◆ What you should do
Look for "myViega" in each line of the records, and copy the lines that have it.

Items from an interface collection:
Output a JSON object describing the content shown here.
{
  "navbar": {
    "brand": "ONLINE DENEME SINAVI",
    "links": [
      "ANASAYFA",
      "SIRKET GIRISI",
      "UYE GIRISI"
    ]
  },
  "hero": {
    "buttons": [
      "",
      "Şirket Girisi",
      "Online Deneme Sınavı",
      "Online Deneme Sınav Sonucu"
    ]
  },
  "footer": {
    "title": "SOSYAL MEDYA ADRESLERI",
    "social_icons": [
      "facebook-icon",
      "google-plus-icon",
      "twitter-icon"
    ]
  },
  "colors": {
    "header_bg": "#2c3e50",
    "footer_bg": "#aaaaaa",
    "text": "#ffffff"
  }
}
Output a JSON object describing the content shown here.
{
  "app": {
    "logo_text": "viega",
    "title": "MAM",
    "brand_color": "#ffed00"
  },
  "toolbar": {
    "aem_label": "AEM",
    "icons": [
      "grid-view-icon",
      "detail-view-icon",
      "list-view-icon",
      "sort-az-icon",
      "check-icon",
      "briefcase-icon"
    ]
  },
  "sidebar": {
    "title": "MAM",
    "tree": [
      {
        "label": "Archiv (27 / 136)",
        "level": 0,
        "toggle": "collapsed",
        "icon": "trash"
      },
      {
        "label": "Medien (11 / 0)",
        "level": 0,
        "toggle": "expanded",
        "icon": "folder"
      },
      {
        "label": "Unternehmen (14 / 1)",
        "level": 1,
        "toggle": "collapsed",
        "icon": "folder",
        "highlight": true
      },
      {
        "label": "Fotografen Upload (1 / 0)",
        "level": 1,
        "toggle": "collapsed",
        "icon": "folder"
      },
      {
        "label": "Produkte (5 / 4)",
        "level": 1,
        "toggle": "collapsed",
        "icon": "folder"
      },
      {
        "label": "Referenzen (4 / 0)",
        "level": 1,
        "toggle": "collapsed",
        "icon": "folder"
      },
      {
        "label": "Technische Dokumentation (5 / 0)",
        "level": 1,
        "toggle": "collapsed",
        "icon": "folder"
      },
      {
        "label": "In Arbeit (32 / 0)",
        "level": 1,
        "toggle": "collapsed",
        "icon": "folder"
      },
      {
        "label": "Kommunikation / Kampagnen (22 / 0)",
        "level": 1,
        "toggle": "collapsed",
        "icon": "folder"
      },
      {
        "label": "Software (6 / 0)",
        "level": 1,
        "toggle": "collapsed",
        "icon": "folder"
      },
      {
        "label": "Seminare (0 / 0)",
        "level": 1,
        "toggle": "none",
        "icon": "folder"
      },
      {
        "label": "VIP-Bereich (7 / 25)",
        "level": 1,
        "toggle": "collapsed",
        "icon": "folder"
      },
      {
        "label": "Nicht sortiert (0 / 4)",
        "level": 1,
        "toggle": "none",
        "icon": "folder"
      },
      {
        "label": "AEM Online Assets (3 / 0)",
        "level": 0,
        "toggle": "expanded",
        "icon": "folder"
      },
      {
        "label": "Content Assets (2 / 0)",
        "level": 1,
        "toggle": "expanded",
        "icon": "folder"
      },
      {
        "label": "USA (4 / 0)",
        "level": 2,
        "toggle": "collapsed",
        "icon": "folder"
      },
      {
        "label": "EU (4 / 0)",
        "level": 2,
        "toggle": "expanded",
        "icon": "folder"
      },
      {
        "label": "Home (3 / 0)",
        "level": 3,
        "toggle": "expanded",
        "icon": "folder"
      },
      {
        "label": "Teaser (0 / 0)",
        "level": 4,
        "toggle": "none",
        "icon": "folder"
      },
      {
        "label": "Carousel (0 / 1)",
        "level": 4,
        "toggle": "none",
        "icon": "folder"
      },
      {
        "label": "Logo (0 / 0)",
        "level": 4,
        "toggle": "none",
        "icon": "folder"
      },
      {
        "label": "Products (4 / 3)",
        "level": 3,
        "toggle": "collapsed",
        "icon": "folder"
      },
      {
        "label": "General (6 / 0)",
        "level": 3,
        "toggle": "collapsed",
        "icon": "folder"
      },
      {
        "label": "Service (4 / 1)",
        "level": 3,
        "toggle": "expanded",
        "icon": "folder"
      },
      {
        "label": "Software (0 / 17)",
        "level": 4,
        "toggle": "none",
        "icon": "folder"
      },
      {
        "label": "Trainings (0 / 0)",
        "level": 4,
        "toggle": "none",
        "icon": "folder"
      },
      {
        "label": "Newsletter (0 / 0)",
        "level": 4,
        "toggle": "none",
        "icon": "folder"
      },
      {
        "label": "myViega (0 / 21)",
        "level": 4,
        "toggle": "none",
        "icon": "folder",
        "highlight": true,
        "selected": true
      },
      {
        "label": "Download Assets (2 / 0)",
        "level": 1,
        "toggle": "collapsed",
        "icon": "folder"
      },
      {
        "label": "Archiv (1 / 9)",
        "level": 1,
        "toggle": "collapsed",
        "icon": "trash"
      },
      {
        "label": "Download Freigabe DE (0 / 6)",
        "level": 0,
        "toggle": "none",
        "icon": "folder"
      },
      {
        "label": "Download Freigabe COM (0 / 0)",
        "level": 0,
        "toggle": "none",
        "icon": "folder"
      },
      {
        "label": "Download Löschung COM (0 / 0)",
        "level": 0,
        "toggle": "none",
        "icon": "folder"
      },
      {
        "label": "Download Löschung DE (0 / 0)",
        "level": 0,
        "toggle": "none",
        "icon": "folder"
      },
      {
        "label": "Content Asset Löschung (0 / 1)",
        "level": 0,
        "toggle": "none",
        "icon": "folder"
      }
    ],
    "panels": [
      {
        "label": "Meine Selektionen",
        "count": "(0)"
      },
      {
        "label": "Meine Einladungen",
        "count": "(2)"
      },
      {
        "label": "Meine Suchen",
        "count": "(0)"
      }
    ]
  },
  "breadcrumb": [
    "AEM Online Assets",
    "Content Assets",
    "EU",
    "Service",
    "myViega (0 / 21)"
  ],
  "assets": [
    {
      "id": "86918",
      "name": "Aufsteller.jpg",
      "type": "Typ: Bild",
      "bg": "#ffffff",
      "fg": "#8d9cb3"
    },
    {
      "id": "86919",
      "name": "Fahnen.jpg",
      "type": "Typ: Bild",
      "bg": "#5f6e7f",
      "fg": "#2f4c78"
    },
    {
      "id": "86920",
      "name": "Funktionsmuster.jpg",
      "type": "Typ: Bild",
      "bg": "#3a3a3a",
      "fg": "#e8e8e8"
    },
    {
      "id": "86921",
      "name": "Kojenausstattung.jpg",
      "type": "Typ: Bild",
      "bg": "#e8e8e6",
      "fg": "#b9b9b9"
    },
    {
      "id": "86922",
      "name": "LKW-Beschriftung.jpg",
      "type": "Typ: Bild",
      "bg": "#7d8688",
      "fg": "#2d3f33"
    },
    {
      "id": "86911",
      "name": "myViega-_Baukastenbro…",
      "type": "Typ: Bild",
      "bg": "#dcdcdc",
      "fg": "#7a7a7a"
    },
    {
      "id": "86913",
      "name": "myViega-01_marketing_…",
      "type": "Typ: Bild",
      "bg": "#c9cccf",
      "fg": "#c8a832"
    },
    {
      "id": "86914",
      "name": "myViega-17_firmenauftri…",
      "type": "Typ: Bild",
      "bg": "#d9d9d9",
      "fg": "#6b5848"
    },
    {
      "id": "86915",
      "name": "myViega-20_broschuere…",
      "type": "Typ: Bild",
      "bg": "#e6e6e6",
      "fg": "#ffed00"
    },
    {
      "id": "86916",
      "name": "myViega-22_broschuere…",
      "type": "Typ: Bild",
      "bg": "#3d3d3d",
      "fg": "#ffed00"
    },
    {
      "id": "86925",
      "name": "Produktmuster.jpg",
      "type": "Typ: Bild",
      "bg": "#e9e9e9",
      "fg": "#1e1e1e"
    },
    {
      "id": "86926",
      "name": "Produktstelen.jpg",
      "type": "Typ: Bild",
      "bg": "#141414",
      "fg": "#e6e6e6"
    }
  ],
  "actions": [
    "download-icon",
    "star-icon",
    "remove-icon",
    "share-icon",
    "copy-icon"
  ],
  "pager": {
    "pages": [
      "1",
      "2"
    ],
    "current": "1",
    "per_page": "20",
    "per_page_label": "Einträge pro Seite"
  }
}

◆ Written response
        "label": "myViega (0 / 21)",
    "myViega (0 / 21)"
      "name": "myViega-_Baukastenbro…",
      "name": "myViega-01_marketing_…",
      "name": "myViega-17_firmenauftri…",
      "name": "myViega-20_broschuere…",
      "name": "myViega-22_broschuere…",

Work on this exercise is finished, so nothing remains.